Considering that my council contacted me to arrange a home visit for vetting and security a good three months after my guest had moved in, I don’t have the greatest confidence in its abilities. It can’t even spell my guest’s name correctly.
Meanwhile, my guest tells me that Ukrainian TikTok is filled with scared, indignant or distraught young women on the scheme. Some describe being lured here under false pretences, offered a vision of sunlit uplands and government support that disappeared the moment their planes touched down. Others have been turfed out, with nowhere to go and few employment or rental opportunities. These women are absolutely ripe for exploitation, which the scheme doesn’t do enough to prevent.
On any given day you can see photos of young Ukrainian girls posting their photos and bios in the hope of finding a new sponsor, only to be met with lewd remarks and sleazy offers. And if that’s what men are posting publicly, imagine what’s going on in private.
There are other groups, too, just for hosts, that are regularly filled with frustration, disappointment and, above all, stress. Stress over how guests will support themselves, knowing we cannot continue hosting forever. Stress at where they’re going to go. What they can realistically rent. How we can help.
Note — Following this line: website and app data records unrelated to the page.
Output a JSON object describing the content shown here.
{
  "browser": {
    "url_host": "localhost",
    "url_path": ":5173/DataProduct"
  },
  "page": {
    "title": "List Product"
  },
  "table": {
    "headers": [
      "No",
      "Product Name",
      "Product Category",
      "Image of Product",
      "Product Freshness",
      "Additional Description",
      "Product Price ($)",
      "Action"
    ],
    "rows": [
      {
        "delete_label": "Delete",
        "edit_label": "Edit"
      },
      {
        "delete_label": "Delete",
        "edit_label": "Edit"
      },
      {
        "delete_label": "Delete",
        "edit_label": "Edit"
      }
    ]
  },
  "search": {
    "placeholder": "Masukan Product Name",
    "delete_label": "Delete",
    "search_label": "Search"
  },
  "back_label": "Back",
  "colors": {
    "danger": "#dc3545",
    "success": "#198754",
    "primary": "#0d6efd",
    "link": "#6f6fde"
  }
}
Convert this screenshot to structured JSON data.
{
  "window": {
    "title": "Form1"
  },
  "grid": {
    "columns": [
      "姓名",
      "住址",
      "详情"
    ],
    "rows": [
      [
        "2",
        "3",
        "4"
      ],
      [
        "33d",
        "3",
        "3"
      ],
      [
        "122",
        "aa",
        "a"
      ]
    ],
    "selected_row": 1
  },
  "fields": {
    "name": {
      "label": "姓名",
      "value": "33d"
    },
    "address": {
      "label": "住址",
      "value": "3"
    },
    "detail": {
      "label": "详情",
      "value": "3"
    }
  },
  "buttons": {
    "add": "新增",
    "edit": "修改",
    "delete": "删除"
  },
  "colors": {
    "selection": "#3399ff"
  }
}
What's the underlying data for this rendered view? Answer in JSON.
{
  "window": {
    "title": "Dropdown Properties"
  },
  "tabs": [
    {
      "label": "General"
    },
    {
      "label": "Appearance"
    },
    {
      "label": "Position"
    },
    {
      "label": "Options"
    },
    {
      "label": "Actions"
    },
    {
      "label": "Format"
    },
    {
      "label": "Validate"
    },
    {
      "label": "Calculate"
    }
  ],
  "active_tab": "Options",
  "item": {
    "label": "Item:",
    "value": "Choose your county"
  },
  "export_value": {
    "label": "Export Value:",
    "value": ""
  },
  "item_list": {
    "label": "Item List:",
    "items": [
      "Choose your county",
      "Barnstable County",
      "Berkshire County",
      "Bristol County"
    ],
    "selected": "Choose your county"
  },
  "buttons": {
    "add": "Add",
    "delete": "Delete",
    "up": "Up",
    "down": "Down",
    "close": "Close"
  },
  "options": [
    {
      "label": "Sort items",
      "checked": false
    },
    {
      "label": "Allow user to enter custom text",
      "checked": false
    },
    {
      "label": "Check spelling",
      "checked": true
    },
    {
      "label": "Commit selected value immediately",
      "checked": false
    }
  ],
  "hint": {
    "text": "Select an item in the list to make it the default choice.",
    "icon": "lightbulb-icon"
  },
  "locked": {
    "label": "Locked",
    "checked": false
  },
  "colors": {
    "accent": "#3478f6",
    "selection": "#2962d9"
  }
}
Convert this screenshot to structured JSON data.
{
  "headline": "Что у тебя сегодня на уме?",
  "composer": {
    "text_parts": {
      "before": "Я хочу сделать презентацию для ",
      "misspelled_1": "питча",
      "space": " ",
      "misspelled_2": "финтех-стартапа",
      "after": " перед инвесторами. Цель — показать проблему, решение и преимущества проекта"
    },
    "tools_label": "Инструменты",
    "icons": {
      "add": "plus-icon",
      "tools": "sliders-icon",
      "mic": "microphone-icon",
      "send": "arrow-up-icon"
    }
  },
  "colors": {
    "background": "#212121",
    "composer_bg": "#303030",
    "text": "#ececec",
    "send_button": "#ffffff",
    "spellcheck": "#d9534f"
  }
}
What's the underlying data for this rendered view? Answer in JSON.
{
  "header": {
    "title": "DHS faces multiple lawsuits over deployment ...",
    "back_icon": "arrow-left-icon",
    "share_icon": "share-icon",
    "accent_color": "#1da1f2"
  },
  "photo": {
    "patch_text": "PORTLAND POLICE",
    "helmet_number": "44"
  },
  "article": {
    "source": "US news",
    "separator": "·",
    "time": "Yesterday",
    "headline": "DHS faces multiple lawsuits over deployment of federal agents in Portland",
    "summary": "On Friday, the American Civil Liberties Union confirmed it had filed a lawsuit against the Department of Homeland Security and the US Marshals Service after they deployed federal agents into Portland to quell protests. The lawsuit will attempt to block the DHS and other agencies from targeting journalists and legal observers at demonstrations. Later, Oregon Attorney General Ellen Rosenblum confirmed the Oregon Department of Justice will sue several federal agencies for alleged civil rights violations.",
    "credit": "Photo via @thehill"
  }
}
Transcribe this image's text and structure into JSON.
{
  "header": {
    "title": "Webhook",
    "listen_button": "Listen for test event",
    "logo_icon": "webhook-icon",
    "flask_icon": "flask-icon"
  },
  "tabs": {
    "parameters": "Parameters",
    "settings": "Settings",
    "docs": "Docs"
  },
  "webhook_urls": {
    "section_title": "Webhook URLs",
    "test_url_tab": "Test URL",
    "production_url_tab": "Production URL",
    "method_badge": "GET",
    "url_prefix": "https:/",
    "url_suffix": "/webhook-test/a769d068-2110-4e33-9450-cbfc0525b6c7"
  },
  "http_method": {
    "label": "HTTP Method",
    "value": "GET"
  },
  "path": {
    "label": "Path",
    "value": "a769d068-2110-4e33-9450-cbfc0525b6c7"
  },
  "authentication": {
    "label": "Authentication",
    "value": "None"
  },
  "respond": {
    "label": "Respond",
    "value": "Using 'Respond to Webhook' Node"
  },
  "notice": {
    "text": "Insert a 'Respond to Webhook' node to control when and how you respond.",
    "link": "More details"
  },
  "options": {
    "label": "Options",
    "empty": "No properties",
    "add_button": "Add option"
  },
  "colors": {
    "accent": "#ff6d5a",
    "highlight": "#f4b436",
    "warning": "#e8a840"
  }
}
Whether it’s legal to act as guarantors, to put up rental deposits, to provide childcare. Whether they’ll be safe if they go back home.
[See also: The West’s narrative on Ukraine hasn’t convinced the rest of the world]
The bitter irony is that a scheme designed to harness public support for Ukraine and British goodheartedness may, in some cases, end up increasing anti-refugee sentiment. Bad stories always travel faster than good.
And the fact is, there are good stories. Many hosts, myself included, have formed strong bonds with their guests and will care about them long after they have gone. I have loved introducing mine to my hometown, seeing London through new eyes as we visit museums, exhibitions, musicals and monuments together. We have shared food, stories, jokes, learnt each other’s culture in a way you only can living cheek to cheek. Ukrainians are generally far more direct than the English, it turns out, and have an exceptional dry wit. Borscht is divine. I am a better journalist and citizen, I think, for knowing the ins and outs of the benefits scheme and the way this country is set up – or not – for refugees.
The scheme has also humanised the unthinkable: the scale of devastation and heartbreak wrought by Russia’s invasion is easier to grasp through one person’s story. Every time I find myself thinking of my guest as just like me – we are two young, self-employed women sharing a flat, working from home together, padding about in pyjamas and sharing a box of doughnuts – it hits even harder that she doesn’t know how long her own flat will still be standing. She talks about air raids and bomb shelters so matter-of-factly, things I only know about from history class. She shares videos of violence and terror in a war zone. She spends Christmas without her friends and family.
I have been lucky. I get on well with my guest, and she is a model flatmate. If even I am actively warning people about the perils of the scheme, then what does that say? And more importantly, why has the government still said nothing?
[See also: Andrew Marr: “The war in Ukraine will go on for years – and so will its consequences for Britain”]